*** The records Section Begins ***
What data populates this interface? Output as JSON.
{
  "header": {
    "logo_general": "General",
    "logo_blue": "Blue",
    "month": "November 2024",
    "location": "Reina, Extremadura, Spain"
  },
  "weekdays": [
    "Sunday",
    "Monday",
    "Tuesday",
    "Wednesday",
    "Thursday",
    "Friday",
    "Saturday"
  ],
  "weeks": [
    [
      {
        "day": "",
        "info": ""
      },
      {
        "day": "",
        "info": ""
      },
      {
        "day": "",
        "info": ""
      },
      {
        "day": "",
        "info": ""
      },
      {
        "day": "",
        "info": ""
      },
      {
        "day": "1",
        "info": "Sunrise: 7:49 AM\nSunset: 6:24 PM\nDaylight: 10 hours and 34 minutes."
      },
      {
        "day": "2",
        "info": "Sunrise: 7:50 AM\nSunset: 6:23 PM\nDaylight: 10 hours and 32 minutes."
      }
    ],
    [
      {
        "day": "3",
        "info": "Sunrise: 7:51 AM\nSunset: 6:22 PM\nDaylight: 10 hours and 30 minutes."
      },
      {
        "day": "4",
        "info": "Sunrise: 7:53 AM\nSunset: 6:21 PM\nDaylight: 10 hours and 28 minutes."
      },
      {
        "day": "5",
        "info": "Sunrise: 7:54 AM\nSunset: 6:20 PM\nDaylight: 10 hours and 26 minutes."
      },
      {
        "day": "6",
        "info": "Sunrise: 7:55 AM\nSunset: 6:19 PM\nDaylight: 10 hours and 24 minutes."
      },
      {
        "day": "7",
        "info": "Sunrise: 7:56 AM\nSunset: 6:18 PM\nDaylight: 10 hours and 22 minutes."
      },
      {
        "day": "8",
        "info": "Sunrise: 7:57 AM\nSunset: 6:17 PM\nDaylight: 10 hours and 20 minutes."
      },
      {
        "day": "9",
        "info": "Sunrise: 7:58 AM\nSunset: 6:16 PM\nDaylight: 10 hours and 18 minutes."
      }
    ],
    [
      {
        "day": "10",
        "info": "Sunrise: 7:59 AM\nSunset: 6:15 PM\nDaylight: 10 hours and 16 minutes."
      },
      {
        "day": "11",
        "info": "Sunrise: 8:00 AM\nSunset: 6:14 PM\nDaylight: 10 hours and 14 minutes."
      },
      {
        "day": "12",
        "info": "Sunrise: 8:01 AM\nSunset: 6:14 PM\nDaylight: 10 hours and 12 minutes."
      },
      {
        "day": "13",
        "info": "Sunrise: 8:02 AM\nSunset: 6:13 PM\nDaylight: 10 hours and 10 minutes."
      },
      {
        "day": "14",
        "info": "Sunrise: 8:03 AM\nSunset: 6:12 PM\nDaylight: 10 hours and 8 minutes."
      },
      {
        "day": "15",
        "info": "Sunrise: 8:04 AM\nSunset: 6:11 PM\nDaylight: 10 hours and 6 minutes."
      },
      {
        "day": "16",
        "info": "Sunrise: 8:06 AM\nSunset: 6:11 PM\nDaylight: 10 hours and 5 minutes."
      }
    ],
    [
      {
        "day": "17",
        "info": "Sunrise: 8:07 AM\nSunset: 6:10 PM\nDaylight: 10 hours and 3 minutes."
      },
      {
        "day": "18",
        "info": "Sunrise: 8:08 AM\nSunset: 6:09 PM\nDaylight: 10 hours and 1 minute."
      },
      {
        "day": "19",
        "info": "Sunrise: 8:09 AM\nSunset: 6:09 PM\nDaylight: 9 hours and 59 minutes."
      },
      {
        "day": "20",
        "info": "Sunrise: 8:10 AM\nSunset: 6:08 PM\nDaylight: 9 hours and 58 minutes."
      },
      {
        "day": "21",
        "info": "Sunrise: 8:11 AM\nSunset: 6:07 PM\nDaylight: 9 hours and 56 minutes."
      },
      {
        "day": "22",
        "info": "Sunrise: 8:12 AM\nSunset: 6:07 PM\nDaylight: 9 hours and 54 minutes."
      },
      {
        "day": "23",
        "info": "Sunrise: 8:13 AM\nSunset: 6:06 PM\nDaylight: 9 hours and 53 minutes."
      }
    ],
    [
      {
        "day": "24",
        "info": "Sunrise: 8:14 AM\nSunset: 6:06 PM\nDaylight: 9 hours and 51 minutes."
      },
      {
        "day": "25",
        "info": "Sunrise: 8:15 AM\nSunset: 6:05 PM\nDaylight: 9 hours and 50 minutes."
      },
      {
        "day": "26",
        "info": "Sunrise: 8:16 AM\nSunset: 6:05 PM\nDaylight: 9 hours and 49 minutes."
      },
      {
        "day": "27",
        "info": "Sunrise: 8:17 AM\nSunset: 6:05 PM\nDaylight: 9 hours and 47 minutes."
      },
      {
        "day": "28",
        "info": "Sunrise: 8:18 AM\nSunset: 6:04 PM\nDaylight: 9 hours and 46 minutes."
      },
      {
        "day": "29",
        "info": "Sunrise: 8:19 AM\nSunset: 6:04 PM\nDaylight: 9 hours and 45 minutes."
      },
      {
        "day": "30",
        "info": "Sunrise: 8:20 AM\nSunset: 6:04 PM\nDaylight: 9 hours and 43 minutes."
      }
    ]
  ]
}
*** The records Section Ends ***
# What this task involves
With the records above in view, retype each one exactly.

# Exercise output
What data populates this interface? Output as JSON.
{
  "header": {
    "logo_general": "General",
    "logo_blue": "Blue",
    "month": "November 2024",
    "location": "Reina, Extremadura, Spain"
  },
  "weekdays": [
    "Sunday",
    "Monday",
    "Tuesday",
    "Wednesday",
    "Thursday",
    "Friday",
    "Saturday"
  ],
  "weeks": [
    [
      {
        "day": "",
        "info": ""
      },
      {
        "day": "",
        "info": ""
      },
      {
        "day": "",
        "info": ""
      },
      {
        "day": "",
        "info": ""
      },
      {
        "day": "",
        "info": ""
      },
      {
        "day": "1",
        "info": "Sunrise: 7:49 AM\nSunset: 6:24 PM\nDaylight: 10 hours and 34 minutes."
      },
      {
        "day": "2",
        "info": "Sunrise: 7:50 AM\nSunset: 6:23 PM\nDaylight: 10 hours and 32 minutes."
      }
    ],
    [
      {
        "day": "3",
        "info": "Sunrise: 7:51 AM\nSunset: 6:22 PM\nDaylight: 10 hours and 30 minutes."
      },
      {
        "day": "4",
        "info": "Sunrise: 7:53 AM\nSunset: 6:21 PM\nDaylight: 10 hours and 28 minutes."
      },
      {
        "day": "5",
        "info": "Sunrise: 7:54 AM\nSunset: 6:20 PM\nDaylight: 10 hours and 26 minutes."
      },
      {
        "day": "6",
        "info": "Sunrise: 7:55 AM\nSunset: 6:19 PM\nDaylight: 10 hours and 24 minutes."
      },
      {
        "day": "7",
        "info": "Sunrise: 7:56 AM\nSunset: 6:18 PM\nDaylight: 10 hours and 22 minutes."
      },
      {
        "day": "8",
        "info": "Sunrise: 7:57 AM\nSunset: 6:17 PM\nDaylight: 10 hours and 20 minutes."
      },
      {
        "day": "9",
        "info": "Sunrise: 7:58 AM\nSunset: 6:16 PM\nDaylight: 10 hours and 18 minutes."
      }
    ],
    [
      {
        "day": "10",
        "info": "Sunrise: 7:59 AM\nSunset: 6:15 PM\nDaylight: 10 hours and 16 minutes."
      },
      {
        "day": "11",
        "info": "Sunrise: 8:00 AM\nSunset: 6:14 PM\nDaylight: 10 hours and 14 minutes."
      },
      {
        "day": "12",
        "info": "Sunrise: 8:01 AM\nSunset: 6:14 PM\nDaylight: 10 hours and 12 minutes."
      },
      {
        "day": "13",
        "info": "Sunrise: 8:02 AM\nSunset: 6:13 PM\nDaylight: 10 hours and 10 minutes."
      },
      {
        "day": "14",
        "info": "Sunrise: 8:03 AM\nSunset: 6:12 PM\nDaylight: 10 hours and 8 minutes."
      },
      {
        "day": "15",
        "info": "Sunrise: 8:04 AM\nSunset: 6:11 PM\nDaylight: 10 hours and 6 minutes."
      },
      {
        "day": "16",
        "info": "Sunrise: 8:06 AM\nSunset: 6:11 PM\nDaylight: 10 hours and 5 minutes."
      }
    ],
    [
      {
        "day": "17",
        "info": "Sunrise: 8:07 AM\nSunset: 6:10 PM\nDaylight: 10 hours and 3 minutes."
      },
      {
        "day": "18",
        "info": "Sunrise: 8:08 AM\nSunset: 6:09 PM\nDaylight: 10 hours and 1 minute."
      },
      {
        "day": "19",
        "info": "Sunrise: 8:09 AM\nSunset: 6:09 PM\nDaylight: 9 hours and 59 minutes."
      },
      {
        "day": "20",
        "info": "Sunrise: 8:10 AM\nSunset: 6:08 PM\nDaylight: 9 hours and 58 minutes."
      },
      {
        "day": "21",
        "info": "Sunrise: 8:11 AM\nSunset: 6:07 PM\nDaylight: 9 hours and 56 minutes."
      },
      {
        "day": "22",
        "info": "Sunrise: 8:12 AM\nSunset: 6:07 PM\nDaylight: 9 hours and 54 minutes."
      },
      {
        "day": "23",
        "info": "Sunrise: 8:13 AM\nSunset: 6:06 PM\nDaylight: 9 hours and 53 minutes."
      }
    ],
    [
      {
        "day": "24",
        "info": "Sunrise: 8:14 AM\nSunset: 6:06 PM\nDaylight: 9 hours and 51 minutes."
      },
      {
        "day": "25",
        "info": "Sunrise: 8:15 AM\nSunset: 6:05 PM\nDaylight: 9 hours and 50 minutes."
      },
      {
        "day": "26",
        "info": "Sunrise: 8:16 AM\nSunset: 6:05 PM\nDaylight: 9 hours and 49 minutes."
      },
      {
        "day": "27",
        "info": "Sunrise: 8:17 AM\nSunset: 6:05 PM\nDaylight: 9 hours and 47 minutes."
      },
      {
        "day": "28",
        "info": "Sunrise: 8:18 AM\nSunset: 6:04 PM\nDaylight: 9 hours and 46 minutes."
      },
      {
        "day": "29",
        "info": "Sunrise: 8:19 AM\nSunset: 6:04 PM\nDaylight: 9 hours and 45 minutes."
      },
      {
        "day": "30",
        "info": "Sunrise: 8:20 AM\nSunset: 6:04 PM\nDaylight: 9 hours and 43 minutes."
      }
    ]
  ]
}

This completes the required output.